Such is the great challenge! A challenge not only for the Palestinian and Arab masses, but also for revolutionary Marxists everywhere in the world, who should give essential and growing support to these masses in their fight against Israel and world imperialism, the same support as they formerly gave to the Vietnamese people, and even much more. Support which would finally be of very great importance for the growth, which is possible and necessary, of a Palestinian and Arab revolutionary Left, ready to replace, in the not distant future, the present forces of resistance. A revolutionary Left would be the only one which could pose an equitable solution to the Palestinian question and seek to concretise it; a solution whose basic elements would be summarized, as is explained above, by the fact of making it possible for the Palestinian people to exercise its right to return its homeland and its property, as well as the right of self-determination in all its historic homeland and, consequently, the dismantling of the Zionist state, which is a racist entity, based, as it was stated in Resolution 3379 of the General Assembly of the United Nations , “on a racist imperialist ideology”; and especially to encourage the Israeli Jews to be integrated into a unified state belonging to all its citizens and which would be part of an Arab Socialist Federation, while allowing them, in all the parts of Palestine where they would remain a clear majority, after the Palestinians had exercised their right of return and self-determination, to also exercise their own right to self-determination, in the way which was clearly formulated in the programmatic document of the Arab revolutionary Marxists in 1973-1974 under the title, “The Arab Revolution”, stipulating as follows:

“It is in this precise context that is posed, therefore, the question of the present Jewish inhabitants of Israel, who would become a minority after the disappearance of the Zionist state. The programme of workers’ democracy towards them, as towards any national group, is contrary to any chauvinism and was formerly clearly defined by Lenin: “No to any hegemony of any nation or any language, no to any persecution, any injustice against a national minority”. This means guaranteeing all civil and cultural rights to the Jewish inhabitants and total equality between Jews and Arabs. In the same way, workers’ democracy implies recognising the right of the the Jewish workers to self-management in their areas, within the framework of the necessary political and economic centralism of the workers’ state. This is the working-class programme for the solution of the Israeli problem”.

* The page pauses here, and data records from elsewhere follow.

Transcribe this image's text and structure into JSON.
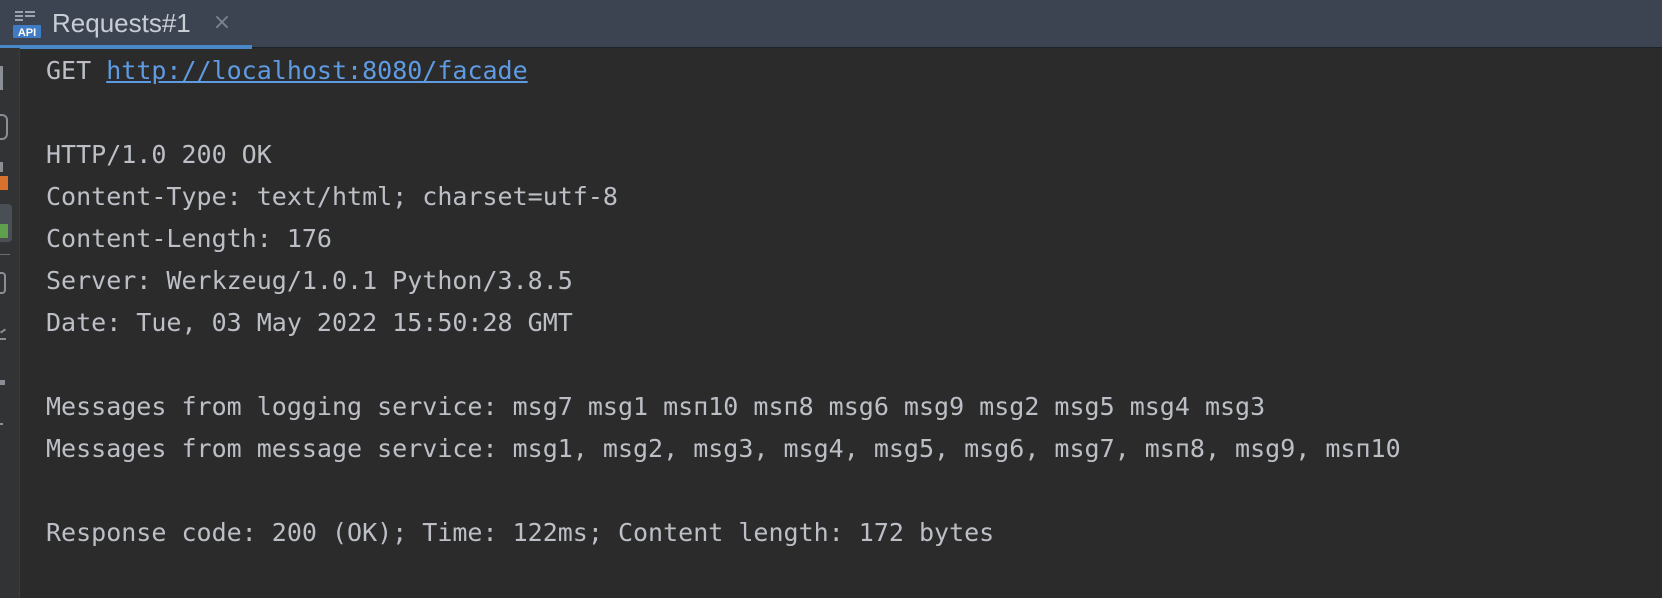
{
  "tab": {
    "icon_text": "API",
    "label": "Requests#1",
    "close_symbol": "×"
  },
  "request": {
    "method": "GET",
    "url": "http://localhost:8080/facade"
  },
  "response": {
    "status_line": "HTTP/1.0 200 OK",
    "headers": [
      "Content-Type: text/html; charset=utf-8",
      "Content-Length: 176",
      "Server: Werkzeug/1.0.1 Python/3.8.5",
      "Date: Tue, 03 May 2022 15:50:28 GMT"
    ],
    "body": [
      "Messages from logging service: msg7 msg1 msп10 msп8 msg6 msg9 msg2 msg5 msg4 msg3",
      "Messages from message service: msg1, msg2, msg3, msg4, msg5, msg6, msg7, msп8, msg9, msп10"
    ],
    "summary": "Response code: 200 (OK); Time: 122ms; Content length: 172 bytes"
  },
  "colors": {
    "background": "#2b2b2b",
    "tabbar": "#3c4452",
    "tab_underline": "#4a88c7",
    "text": "#bcc0c6",
    "link": "#5f9be3"
  }
}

The demand for the “right of the Israeli nation to self-determination”, in the present circumstances, those of the survival of the Zionist state, could not be other than reactionary; but after the removal of the Zionist state and after the reconquest by the Palestinians of their rights, and only then, it would be possible to recognize the right to self-determination of the Jewish national minority in Palestine, but on the very strict condition that the exercise of this right does not undermine the rights of any people; this means, above all, that the exercise of this right must be in harmony with the right of the Palestinian Arab people to self-determination. Moreover, the Arab revolution would not permit the creation of a state having expansionist ambitions, or of a state armed by imperialism. In any case, revolutionary Marxists in Israel should educate the Jewish proletariat in the perspective of a unified state, the only perspective which is compatible with the real interests of the proletariat, just as it is the duty of Arab revolutionaries to fight chauvinistic tendencies among the Arab workers.

Many people might think that such a solution is utopian. But I am not the only one who considers that the task of revolutionaries is to help make Utopia become reality.